▶ Entries from a dataset of interfaces:
== Segment start ==
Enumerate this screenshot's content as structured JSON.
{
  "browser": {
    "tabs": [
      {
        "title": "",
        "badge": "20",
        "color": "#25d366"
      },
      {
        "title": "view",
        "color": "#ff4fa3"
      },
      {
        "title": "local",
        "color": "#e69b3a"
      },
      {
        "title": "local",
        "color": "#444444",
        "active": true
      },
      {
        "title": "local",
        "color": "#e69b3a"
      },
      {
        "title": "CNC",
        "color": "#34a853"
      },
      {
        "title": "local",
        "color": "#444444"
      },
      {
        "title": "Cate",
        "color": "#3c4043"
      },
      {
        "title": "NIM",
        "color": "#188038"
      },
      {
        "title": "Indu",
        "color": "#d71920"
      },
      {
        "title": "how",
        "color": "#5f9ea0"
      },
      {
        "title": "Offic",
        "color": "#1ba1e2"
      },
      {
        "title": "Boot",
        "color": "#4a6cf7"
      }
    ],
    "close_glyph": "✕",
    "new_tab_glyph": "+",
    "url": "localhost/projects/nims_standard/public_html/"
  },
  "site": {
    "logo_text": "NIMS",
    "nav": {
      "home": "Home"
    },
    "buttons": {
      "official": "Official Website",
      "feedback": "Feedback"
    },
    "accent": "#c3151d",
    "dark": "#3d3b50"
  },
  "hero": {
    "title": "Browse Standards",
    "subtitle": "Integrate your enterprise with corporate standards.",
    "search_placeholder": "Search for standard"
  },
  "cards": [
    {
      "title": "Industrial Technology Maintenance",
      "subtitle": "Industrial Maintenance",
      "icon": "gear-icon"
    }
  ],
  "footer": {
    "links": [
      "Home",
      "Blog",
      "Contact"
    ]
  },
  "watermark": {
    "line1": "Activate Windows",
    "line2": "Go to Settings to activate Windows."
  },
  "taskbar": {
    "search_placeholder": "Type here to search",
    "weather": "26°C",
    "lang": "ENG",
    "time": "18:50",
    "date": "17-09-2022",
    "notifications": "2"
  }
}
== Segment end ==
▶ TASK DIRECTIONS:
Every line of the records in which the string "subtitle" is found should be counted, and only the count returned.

▶ EXERCISE ANSWER:
2